Leisure: Celebration, Ease, Play, Simplicity

Understanding: Accord, Consideration, Empathy, Peace of Mind, To Be Heard

Transcendence: Beauty, Love, Peace

4.      State your Request. What would you like your partner to do in order to help you get your need(s) met? When expressing your request, try to be as specific and descriptive as possible. If you ask someone to just not do what they are doing, this is not a specific request. If you ask the to do it differently, then it is. Finish your sentence with:

“Would you be willing to ………………………………………………………………?”

This Non-violence Communication formula provides a solid foundation for partners to negotiate their needs and requests without blaming or accusing their spouse. The four components of this formula, as analyzed above, are:

  1. Observation/Situation: “When I see/hear/observe/remember/imagine...,
  2. Feeling(s): “... I feel………………..
  3. Need(s): “... because I need ……………..
  4. Request(s): “Would you be willing to …………………..”
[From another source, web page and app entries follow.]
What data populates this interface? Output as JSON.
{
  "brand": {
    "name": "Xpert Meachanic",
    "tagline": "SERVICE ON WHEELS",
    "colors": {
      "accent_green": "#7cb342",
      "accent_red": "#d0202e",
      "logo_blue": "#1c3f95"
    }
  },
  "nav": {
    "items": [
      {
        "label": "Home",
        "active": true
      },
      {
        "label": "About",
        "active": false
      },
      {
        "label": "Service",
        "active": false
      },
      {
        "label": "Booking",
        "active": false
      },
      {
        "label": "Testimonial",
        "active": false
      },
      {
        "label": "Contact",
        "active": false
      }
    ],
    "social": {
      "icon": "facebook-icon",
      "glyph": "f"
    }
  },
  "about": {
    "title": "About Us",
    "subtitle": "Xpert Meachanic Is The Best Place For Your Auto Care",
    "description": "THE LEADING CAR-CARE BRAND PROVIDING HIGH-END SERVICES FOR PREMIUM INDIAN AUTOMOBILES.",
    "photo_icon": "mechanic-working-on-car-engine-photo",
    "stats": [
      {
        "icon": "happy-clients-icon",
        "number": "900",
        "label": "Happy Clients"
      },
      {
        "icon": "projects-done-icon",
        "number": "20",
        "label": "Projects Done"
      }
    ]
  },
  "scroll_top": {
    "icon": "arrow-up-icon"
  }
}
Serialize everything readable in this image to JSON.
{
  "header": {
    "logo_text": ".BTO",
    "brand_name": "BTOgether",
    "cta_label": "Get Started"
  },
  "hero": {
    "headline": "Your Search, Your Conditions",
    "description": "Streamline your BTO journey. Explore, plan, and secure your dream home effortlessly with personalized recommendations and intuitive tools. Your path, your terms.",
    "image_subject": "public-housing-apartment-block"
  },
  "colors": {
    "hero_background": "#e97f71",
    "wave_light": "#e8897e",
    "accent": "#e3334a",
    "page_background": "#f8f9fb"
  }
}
Let’s see how this formula plays out by using an example: Imagine that you and your partner are fighting over not spending enough time together. You start the argument like this:

“You always work so late! I know you are busy and there is work to be done, but you are never at home on time and we never go out anymore. I even forget when the last time was that we went to the movies or even had dinner together. When you come back, we always stay home because you are exhausted and you just need to relax, but you never even ask me if I want to go out and you never suggest any fun things to do.”

Now, if we applied the formula on it, the argument would be reshaped like this:

“When you come back late from work (Observation/Situation), I feel irritated and resentful (Feelings) because I need connection, safety, and a shared reality with you (Needs). Would you be willing to go out with me for a dinner-date this Saturday night? (Request)

If Saturday does not work, you can come up with a day that does. Being in touch with your feelings and taking the time to express them to your partner can be liberating and relieving. Getting your needs met with the help of your significant other can be instrumental to your emotional and relational well-being, as those needs are the reason why we get involved in relationships in the first place.

If you experience difficulties with arguments and fights in your relationship, and want to learn a non-violent communication style call 215-922-5683 x 100 to schedule an appointment with a therapist at the Center for Growth.